Democratic Minnesota attorney general Keith Ellison is working to shield a trove of documents linking his office to a controversial legal scheme funded by billionaire Michael Bloomberg.
The Minnesota Court of Appeals ruled in June that Ellison must release communications regarding his hiring of two private attorneys through Bloomberg's State Energy and Environmental Impact Center (SEEIC). Rather than turn over the documents, however, Ellison appealed the ruling to the state's Supreme Court, lamenting that the decision would force his office to produce "internal privileged communications to any member of the public who requests it."
The move is at odds with Ellison's rhetoric as an elected official.

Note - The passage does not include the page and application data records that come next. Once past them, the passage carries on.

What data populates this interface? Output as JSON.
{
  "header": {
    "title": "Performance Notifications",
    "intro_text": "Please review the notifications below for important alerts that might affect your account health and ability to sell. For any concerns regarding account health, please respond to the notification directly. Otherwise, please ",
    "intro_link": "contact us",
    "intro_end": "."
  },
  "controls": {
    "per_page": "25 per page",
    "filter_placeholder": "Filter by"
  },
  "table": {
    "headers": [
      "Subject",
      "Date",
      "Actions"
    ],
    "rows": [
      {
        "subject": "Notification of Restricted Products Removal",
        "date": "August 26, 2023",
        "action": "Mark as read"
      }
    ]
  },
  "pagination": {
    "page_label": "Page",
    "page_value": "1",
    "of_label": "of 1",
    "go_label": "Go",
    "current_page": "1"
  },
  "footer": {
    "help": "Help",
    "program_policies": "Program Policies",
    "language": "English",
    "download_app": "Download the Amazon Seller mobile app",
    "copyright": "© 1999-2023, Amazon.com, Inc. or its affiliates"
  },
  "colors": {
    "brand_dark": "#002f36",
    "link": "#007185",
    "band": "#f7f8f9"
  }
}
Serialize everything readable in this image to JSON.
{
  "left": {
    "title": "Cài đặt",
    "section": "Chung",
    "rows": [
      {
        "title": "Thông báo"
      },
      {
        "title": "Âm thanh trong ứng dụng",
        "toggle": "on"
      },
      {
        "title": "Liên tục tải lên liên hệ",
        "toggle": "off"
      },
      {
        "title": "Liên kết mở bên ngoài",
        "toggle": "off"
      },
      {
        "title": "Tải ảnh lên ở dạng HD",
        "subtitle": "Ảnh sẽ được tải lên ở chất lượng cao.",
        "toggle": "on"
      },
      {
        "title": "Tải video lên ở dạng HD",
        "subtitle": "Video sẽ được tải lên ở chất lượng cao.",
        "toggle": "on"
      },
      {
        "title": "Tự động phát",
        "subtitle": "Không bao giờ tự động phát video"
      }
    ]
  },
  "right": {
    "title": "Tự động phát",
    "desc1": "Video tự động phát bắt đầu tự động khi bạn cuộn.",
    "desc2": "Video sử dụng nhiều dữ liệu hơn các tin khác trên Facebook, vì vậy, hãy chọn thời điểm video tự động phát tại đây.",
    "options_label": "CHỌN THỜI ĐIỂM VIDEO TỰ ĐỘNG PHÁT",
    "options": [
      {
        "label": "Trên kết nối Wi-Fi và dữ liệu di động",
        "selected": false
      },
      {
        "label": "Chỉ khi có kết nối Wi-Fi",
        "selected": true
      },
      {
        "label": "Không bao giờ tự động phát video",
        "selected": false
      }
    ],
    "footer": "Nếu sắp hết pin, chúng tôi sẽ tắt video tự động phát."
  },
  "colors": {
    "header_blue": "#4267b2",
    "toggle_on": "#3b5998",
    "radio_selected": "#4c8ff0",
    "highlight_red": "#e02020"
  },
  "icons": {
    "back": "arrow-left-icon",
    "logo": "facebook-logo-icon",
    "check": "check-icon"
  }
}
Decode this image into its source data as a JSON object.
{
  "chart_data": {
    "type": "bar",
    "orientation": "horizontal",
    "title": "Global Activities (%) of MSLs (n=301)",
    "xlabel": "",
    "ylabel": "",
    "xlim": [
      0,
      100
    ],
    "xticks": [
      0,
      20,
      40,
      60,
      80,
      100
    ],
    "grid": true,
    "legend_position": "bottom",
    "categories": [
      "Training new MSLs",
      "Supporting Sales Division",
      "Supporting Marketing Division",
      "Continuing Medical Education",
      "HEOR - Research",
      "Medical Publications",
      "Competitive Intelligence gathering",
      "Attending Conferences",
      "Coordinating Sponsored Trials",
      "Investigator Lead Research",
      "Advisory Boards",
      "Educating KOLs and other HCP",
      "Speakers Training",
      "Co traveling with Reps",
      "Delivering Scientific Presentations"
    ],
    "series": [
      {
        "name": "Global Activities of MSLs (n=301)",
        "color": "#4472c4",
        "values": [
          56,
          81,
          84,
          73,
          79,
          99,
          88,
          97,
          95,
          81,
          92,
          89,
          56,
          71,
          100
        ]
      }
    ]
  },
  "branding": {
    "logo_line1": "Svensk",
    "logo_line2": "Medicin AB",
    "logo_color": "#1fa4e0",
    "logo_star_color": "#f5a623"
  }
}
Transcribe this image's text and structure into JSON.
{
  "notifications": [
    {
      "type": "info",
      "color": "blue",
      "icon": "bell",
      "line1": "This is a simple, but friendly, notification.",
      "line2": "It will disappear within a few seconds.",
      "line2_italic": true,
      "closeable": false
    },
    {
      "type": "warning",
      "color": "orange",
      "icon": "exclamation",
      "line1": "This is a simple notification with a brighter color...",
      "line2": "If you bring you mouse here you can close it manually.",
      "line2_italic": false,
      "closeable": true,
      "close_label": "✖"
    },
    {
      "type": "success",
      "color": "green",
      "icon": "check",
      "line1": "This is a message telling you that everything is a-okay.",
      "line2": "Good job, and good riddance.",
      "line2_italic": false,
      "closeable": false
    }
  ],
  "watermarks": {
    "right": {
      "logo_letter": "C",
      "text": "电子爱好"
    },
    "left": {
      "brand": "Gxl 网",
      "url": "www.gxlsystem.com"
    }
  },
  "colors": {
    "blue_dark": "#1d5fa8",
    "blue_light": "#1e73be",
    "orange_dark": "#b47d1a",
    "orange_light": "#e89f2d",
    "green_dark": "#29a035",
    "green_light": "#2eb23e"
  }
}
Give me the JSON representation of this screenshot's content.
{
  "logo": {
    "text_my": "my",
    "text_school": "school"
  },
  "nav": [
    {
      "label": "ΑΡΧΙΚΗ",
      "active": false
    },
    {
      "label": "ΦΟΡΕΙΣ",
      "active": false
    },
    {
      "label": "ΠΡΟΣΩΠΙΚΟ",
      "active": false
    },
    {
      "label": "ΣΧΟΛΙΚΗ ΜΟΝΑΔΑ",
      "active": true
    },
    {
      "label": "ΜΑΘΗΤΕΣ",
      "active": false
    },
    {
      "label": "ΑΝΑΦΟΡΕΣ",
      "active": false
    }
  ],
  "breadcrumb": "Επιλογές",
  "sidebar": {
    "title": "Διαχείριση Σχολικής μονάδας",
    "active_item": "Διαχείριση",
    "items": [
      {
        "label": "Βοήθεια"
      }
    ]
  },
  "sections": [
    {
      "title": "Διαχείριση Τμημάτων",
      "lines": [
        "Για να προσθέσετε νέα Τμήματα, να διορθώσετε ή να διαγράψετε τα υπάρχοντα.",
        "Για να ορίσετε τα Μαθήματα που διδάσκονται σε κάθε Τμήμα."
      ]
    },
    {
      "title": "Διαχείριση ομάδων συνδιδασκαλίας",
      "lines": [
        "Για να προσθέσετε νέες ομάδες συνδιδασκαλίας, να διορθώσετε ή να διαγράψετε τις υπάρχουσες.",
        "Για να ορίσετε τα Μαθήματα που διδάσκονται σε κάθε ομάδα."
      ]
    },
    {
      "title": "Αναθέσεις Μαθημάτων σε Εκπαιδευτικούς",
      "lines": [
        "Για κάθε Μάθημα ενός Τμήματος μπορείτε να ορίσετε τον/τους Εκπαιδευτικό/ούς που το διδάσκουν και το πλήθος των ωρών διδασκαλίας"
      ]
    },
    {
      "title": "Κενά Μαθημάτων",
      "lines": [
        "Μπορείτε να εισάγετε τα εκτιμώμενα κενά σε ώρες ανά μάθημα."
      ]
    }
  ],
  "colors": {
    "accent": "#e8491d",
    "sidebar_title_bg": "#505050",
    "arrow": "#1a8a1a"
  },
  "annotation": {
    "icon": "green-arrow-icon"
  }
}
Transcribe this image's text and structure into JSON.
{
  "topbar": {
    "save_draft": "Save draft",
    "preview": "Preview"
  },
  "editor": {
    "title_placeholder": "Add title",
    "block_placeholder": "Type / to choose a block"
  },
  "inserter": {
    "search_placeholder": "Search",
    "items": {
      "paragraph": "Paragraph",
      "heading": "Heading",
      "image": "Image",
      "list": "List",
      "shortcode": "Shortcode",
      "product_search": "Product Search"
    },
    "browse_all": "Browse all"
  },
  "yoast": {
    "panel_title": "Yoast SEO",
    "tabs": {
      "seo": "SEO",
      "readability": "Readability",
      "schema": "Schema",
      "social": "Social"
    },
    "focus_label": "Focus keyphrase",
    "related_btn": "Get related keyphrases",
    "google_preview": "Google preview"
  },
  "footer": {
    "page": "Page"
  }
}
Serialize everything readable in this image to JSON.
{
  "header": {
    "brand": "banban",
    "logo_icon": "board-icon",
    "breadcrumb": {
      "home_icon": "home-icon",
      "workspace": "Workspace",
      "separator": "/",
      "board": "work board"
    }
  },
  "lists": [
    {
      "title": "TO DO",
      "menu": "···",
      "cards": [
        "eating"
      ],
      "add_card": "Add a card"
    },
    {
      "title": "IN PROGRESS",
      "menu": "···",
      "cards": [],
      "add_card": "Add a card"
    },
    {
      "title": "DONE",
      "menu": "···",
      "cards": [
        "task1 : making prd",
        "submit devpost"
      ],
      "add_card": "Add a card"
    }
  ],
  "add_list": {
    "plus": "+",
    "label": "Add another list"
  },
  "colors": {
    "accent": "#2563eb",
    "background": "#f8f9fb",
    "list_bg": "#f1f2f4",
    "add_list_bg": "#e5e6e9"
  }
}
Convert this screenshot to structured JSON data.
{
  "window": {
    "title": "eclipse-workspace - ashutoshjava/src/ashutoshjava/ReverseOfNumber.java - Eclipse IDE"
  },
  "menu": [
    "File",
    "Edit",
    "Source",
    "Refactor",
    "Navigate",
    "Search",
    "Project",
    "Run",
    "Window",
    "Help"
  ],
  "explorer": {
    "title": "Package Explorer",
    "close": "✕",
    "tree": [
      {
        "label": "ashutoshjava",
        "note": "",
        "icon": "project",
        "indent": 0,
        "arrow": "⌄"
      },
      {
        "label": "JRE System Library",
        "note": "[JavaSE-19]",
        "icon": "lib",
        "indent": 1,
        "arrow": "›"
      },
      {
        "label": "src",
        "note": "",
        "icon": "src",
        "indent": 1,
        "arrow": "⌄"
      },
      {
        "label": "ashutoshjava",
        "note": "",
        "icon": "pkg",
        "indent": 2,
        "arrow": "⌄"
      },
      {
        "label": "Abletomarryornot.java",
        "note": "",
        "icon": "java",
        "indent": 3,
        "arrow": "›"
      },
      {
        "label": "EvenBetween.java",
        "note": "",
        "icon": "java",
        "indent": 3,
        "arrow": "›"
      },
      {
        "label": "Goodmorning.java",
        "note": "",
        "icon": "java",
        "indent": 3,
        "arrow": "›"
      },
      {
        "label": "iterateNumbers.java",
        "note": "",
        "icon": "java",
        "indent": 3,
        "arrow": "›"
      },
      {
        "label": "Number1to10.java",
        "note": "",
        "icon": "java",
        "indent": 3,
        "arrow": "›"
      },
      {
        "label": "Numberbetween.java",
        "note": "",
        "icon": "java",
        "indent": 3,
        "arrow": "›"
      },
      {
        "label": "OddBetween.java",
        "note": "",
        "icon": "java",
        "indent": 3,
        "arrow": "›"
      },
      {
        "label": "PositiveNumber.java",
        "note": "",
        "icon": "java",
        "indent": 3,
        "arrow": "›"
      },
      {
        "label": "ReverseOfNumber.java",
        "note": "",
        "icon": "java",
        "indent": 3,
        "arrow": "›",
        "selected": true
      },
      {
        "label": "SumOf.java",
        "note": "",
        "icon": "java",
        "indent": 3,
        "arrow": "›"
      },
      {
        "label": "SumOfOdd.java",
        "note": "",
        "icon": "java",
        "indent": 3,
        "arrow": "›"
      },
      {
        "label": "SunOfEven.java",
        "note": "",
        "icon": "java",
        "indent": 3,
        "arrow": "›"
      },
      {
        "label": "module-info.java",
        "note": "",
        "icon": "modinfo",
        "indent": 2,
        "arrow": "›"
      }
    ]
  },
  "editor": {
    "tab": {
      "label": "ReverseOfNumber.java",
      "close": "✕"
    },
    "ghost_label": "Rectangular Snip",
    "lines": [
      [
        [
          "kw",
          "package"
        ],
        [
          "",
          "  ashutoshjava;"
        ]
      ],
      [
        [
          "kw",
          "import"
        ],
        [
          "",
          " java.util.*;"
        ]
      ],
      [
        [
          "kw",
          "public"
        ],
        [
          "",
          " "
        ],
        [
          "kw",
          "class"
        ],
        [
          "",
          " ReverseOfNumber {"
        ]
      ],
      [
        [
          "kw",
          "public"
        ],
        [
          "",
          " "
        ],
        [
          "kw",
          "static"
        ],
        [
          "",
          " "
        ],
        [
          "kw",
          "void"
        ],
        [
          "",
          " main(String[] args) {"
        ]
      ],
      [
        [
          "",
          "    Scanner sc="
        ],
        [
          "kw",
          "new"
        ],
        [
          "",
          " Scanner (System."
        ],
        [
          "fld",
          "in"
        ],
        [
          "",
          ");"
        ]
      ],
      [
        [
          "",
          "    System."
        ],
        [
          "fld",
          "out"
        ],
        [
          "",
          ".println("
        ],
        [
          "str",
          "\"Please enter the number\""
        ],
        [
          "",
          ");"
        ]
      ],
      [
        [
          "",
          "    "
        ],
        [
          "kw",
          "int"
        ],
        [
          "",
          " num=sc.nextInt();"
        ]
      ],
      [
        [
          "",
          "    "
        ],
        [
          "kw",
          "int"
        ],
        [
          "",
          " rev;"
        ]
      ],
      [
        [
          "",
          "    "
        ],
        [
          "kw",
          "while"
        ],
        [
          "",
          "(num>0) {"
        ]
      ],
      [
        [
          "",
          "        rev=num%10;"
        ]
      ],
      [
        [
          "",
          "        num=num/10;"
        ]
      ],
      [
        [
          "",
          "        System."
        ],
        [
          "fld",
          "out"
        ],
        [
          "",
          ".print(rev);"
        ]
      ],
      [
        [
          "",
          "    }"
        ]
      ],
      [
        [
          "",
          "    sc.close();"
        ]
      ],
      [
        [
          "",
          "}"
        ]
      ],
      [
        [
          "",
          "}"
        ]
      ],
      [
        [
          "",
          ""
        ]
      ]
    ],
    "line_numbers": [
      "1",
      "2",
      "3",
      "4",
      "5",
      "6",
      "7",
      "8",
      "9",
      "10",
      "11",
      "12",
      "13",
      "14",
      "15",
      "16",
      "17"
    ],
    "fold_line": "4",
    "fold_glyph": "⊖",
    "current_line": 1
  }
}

Just one month before his appeal, the Democrat praised an effort to archive documents generated by lawsuits filed against drug companies, writing that any "future deal" with opioid manufacturers should "include transparency and doc disclosure." Three years earlier, Ellison criticized former Trump administration official Mick Mulvaney for lacking transparency because the Republican used "frosted" glass in his office.
Bloomberg established the SEEIC in 2017 through a $6 million grant to the New York University School of Law. The center funds climate change litigation by paying to place environmental lawyers in attorney general offices across the country. Ellison applied to participate in the program in 2019, saying Bloomberg funds would provide his office with the "additional staffing necessary" to pursue "progressive clean energy, climate, and environmental matters of regional and national importance."
Within three months of Ellison's request, the SEEIC embedded two environmental attorneys in the Democrat's office at an estimated annual cost of between $192,000 and $260,000, according to Ellison's application. When nonprofit group Energy Policy Advocates sought communications from Ellison discussing the program, the Democrat refused, claiming the information was "nonpublic."
The group sued Ellison in August 2019, arguing that the "public has a substantial interest in learning how private law firms are recruiting elected officials to further private goals." Upper Midwest Law Center president Doug Seaton—who is representing Energy Policy Advocates—accused the Democrat of "covering his tracks" and stressed the need to "scrutinize the behavior of the attorney general's office."
"It's critical that the citizens of Minnesota be able to know what the attorney general is doing, who he is working with, who he's deputizing to be his assistants," Seaton said. "We think this represents essentially a leasing out of the badge of the attorney general to third parties that have their own agenda."
Ellison, who did not return a request for comment, made quick use of the Bloomberg-backed attorneys. Just one year after submitting his application, Ellison listed the two attorneys—Leigh Currie and Pete Surdo—on a lawsuit targeting the American Petroleum Institute, Exxon Mobil, and Koch Industries.
Both Currie and Surdo still work in Ellison's office, their LinkedIn profiles show. Surdo lists working as a "Fellow with the NYU School of Law's State Impact Center … embedded with the Minnesota Attorney General's Office as an Environmental Litigator."
While SEEIC attorneys have served in a number of Democratic law enforcement offices—including New York, Illinois, and Washington, D.C.—some states have taken action to prevent the scheme. The Virginia state legislature in 2019 and 2020 required those working for Democratic attorney general Mark Herring to be paid solely with public money after the Democrat applied for a Bloomberg-funded lawyer.
The Biden administration has extensive ties to Bloomberg's legal scheme. In January, President Joe Biden tapped former SEEIC executive director David Hayes to serve as special assistant for climate policy. Former Interior Department deputy secretary nominee Elizabeth Klein also served as the center's deputy secretary. The White House withdrew Klein's nomination in March following opposition from Sens. Joe Manchin (D., W.Va.) and Lisa Murkowski (R., Alaska).
Seaton said the Upper Midwest Law Center will file a brief contesting Ellison's appeal in the coming days. If the appeal fails, Ellison will be forced to turn over the documents in question to a judge, who will determine if any of the contents are privileged.
SEEIC deputy director Jessica Bell said the center's attorneys are "directed and managed solely by the attorneys general offices in which they served" and described the group as "non-partisan." SEEIC attorneys have worked exclusively in Democratic offices.